PROBLEM TO WORK ON
Say how many lines in the records include the string "folder", adding no other words.
[[ AVAILABLE DATA open ]]
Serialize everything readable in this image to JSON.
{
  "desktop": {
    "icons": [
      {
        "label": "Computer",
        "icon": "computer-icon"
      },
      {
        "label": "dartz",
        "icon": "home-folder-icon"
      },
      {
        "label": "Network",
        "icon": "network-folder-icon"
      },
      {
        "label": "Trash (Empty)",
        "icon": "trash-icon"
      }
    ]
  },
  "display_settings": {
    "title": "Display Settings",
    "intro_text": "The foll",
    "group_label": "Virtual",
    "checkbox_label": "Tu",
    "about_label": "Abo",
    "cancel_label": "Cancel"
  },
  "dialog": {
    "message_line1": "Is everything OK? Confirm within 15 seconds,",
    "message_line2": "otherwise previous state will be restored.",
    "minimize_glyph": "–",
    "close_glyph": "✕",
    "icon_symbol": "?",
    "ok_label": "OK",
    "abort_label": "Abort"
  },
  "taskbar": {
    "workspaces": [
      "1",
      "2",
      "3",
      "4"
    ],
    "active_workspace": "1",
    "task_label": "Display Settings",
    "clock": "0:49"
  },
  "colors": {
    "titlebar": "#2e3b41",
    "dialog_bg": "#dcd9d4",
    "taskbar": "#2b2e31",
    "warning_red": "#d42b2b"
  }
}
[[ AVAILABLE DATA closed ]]
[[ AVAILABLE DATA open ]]
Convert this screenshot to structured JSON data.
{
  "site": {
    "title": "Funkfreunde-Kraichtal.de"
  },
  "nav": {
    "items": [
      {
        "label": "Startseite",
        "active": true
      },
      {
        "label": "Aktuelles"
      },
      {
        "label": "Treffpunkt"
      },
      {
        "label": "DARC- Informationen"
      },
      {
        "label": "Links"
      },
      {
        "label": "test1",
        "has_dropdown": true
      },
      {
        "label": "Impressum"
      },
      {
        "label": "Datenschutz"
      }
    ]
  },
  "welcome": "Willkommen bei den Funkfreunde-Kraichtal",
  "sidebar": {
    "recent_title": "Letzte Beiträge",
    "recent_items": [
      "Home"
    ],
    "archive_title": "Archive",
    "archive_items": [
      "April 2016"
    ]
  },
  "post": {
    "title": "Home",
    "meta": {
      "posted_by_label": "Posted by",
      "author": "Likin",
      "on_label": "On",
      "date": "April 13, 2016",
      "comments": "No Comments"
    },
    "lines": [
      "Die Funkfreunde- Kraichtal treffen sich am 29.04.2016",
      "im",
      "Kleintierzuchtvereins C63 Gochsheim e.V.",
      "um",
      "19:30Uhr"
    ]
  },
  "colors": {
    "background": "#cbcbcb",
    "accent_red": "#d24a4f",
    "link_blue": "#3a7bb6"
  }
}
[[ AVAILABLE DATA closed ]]
RESPONSE BOX
2